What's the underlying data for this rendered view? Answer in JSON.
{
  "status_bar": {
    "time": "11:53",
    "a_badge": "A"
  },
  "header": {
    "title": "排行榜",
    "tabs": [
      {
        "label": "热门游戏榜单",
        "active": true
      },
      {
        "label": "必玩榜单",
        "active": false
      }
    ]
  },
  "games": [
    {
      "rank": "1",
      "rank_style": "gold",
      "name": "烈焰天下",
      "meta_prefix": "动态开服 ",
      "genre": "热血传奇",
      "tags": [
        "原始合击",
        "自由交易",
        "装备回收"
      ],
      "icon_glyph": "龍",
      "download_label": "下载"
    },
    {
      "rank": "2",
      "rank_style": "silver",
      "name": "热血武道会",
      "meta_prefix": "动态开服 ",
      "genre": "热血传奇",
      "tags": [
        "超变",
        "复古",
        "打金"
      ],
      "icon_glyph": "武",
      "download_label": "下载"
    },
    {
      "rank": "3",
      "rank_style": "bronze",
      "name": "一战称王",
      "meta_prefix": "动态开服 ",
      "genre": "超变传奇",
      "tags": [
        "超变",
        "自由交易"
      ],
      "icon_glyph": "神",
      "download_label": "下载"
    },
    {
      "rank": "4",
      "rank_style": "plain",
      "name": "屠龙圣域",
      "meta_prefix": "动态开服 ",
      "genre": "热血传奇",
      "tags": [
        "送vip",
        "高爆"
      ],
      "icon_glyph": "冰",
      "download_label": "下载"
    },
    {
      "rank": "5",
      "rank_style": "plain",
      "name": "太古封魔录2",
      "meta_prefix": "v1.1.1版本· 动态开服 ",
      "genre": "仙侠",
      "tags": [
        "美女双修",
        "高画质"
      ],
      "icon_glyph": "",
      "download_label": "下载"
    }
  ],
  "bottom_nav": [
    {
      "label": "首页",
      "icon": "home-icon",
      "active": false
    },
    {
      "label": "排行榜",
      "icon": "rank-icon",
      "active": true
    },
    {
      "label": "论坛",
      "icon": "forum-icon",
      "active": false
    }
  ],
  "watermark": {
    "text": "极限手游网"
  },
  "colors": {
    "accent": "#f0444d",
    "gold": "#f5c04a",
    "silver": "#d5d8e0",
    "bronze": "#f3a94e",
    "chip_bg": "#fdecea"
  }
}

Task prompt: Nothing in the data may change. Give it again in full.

Written answer:
What's the underlying data for this rendered view? Answer in JSON.
{
  "status_bar": {
    "time": "11:53",
    "a_badge": "A"
  },
  "header": {
    "title": "排行榜",
    "tabs": [
      {
        "label": "热门游戏榜单",
        "active": true
      },
      {
        "label": "必玩榜单",
        "active": false
      }
    ]
  },
  "games": [
    {
      "rank": "1",
      "rank_style": "gold",
      "name": "烈焰天下",
      "meta_prefix": "动态开服 ",
      "genre": "热血传奇",
      "tags": [
        "原始合击",
        "自由交易",
        "装备回收"
      ],
      "icon_glyph": "龍",
      "download_label": "下载"
    },
    {
      "rank": "2",
      "rank_style": "silver",
      "name": "热血武道会",
      "meta_prefix": "动态开服 ",
      "genre": "热血传奇",
      "tags": [
        "超变",
        "复古",
        "打金"
      ],
      "icon_glyph": "武",
      "download_label": "下载"
    },
    {
      "rank": "3",
      "rank_style": "bronze",
      "name": "一战称王",
      "meta_prefix": "动态开服 ",
      "genre": "超变传奇",
      "tags": [
        "超变",
        "自由交易"
      ],
      "icon_glyph": "神",
      "download_label": "下载"
    },
    {
      "rank": "4",
      "rank_style": "plain",
      "name": "屠龙圣域",
      "meta_prefix": "动态开服 ",
      "genre": "热血传奇",
      "tags": [
        "送vip",
        "高爆"
      ],
      "icon_glyph": "冰",
      "download_label": "下载"
    },
    {
      "rank": "5",
      "rank_style": "plain",
      "name": "太古封魔录2",
      "meta_prefix": "v1.1.1版本· 动态开服 ",
      "genre": "仙侠",
      "tags": [
        "美女双修",
        "高画质"
      ],
      "icon_glyph": "",
      "download_label": "下载"
    }
  ],
  "bottom_nav": [
    {
      "label": "首页",
      "icon": "home-icon",
      "active": false
    },
    {
      "label": "排行榜",
      "icon": "rank-icon",
      "active": true
    },
    {
      "label": "论坛",
      "icon": "forum-icon",
      "active": false
    }
  ],
  "watermark": {
    "text": "极限手游网"
  },
  "colors": {
    "accent": "#f0444d",
    "gold": "#f5c04a",
    "silver": "#d5d8e0",
    "bronze": "#f3a94e",
    "chip_bg": "#fdecea"
  }
}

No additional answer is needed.